(Records contained in a dataset)
=== Section Start ===
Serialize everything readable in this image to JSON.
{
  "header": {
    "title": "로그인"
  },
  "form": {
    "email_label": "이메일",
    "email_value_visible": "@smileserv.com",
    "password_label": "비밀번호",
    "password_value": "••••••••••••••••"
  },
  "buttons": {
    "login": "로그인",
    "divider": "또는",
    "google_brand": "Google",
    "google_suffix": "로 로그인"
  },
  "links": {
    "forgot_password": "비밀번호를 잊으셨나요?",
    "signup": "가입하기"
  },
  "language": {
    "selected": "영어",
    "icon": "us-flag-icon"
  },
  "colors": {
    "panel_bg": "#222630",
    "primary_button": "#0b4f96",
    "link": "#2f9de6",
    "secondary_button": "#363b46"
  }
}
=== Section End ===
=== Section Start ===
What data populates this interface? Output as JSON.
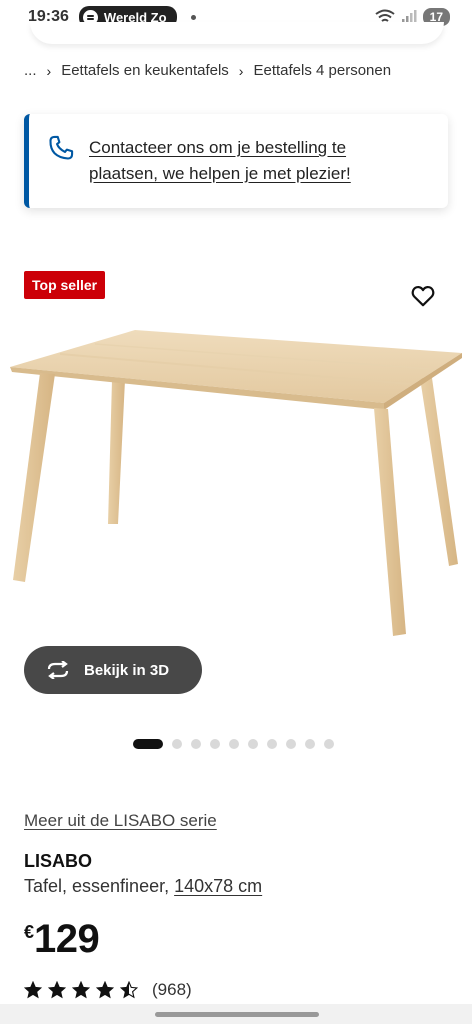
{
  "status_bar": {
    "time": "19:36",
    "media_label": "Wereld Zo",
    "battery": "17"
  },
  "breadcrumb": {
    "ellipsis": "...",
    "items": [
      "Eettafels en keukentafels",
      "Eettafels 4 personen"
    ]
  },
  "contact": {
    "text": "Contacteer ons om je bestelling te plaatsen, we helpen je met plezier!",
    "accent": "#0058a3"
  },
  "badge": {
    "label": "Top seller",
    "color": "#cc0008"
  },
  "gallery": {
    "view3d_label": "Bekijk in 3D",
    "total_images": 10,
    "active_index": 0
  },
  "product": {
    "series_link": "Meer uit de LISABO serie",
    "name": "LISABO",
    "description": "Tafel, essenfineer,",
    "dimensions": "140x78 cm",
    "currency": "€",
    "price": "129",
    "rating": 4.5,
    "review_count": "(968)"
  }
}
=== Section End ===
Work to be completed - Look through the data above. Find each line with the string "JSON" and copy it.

Answer to this task -
Serialize everything readable in this image to JSON.
What data populates this interface? Output as JSON.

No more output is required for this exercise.